Designing the Zoombinis in your groups to be as similar as possible will make puzzles based on their features significantly simpler. In some cases (particularly with Captain Cajun's Ferryboat), it can become literally impossible to mess up.
In the original version of Logical Journey, you can have groups where every Zoombini had a twin, halving the difficulty of nearly all feature-based puzzles. The Fleens do become harder to deal with since you may have to guess the right one twice, but you can avoid them by taking the northern route. Not possible in the remake, since you can't have twins in the same group any more.
In the remake, you can close the game in the middle of a puzzle, which will reset when you open the game the next time, eliminating the need to start the whole leg of the journey over if you screw up.
Genius Bonus: For a children's game, it teaches surprisingly deep lessons on logic, set theory, and linear algebra. (If you aren't guessing randomly, that is.)
It's Short, So It Sucks: A complaint several people have about the remake is that saving only 400 Zoombinis is required for the game to consider it 100% Completion rather than one for every possible feature combination, equaling 625note Usage of twins meant some combinations would go unused. like the original.
"FLEENS? You're not Fleens! Whatever you are... MAKE ME A PIZZA!"
The narrator's hammy line "Hip hip, ZOOMBIIIIIINIIIIIII! Hip hip, ZOOMBIIIIIINIIIIIII!"
Nightmare Fuel: Much of the game, due to the eerie music and often surreal visuals, but especially the final leg through the mountain caves.
The Lion's Lair lets you throw Zoombinis into the abyss. Sure, they get chucked back, but still...
Bubblewonder Abyss is especially worst. It has a dark atmosphere, creepy sound effects in the background, and the ability to vaporize any Zoombinis who take the wrong path through the maze (like the Lion's Lair, you get them back, but that didn't make it any less scary!).
Recycled Script: The two TLC games have various puzzles that are obvious retreads. Jarringly, there's even a retread of Pizza Pass in Mountain Rescue featuring new creatures called the Norfs.

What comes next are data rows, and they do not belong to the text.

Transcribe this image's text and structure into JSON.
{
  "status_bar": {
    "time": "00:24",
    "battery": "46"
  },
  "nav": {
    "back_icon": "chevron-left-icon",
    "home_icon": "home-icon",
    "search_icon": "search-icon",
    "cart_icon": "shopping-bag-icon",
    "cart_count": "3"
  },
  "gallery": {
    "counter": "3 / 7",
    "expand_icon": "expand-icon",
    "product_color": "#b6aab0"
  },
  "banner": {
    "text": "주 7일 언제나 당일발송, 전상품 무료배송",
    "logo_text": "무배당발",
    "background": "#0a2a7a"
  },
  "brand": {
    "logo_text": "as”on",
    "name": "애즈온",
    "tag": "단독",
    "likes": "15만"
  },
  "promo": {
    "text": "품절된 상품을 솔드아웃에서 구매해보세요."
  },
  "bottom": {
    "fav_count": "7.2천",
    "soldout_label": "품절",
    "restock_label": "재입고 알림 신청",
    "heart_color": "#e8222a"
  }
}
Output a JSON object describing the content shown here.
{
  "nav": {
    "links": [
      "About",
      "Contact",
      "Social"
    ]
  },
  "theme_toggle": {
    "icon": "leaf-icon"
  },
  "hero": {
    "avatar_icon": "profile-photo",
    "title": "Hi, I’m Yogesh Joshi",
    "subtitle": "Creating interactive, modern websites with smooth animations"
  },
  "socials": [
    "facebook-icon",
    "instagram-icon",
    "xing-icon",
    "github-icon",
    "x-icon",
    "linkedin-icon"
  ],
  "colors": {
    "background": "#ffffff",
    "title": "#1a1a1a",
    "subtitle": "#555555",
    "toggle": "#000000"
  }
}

Surprise Difficulty: The game's design appeals to kids, but the Very, Very Hard difficulty is notorious for being a true challenge even for adults; Hotel Dimensia and Lion's Lair has made people tear their hair out.
That One Level: Pretty much everything on Very, Very Hard. Hotel Dimensia and The Lion's Lair deserve special mention. The hotel has literally 125 rooms, meaning it's Trial-and-Error Gameplay here more than ever. And there's no clock to gauge how many chances you have left. If you can't figure out where each one goes in the time allotted, then too bad. As for The Lion's Lair... in this level, you'd get some sort of hint as to how to properly order the Zoombinis. Your hint here? You don't get one. This basically makes it like Hotel Dimensia with less chances to screw up; after your sixth wrong placement, the gate slams down and you can't take anybody else through.
Hotel Dimensia on Very Hard is worse. A number of the 25 rooms are boarded upnote Sometimes mistaken to be random, but the boarded rooms are another hint; they mark Zoombini combinations that aren't in your party., meaning that if you place the first Zoombini in the wrong room, you've just irreversably screwed any chance you had of continuing with a full team without knowing it. At least on Very, Very Hard you can place a Zoombini in the right room without it being boarded up, even if there are 125 different rooms.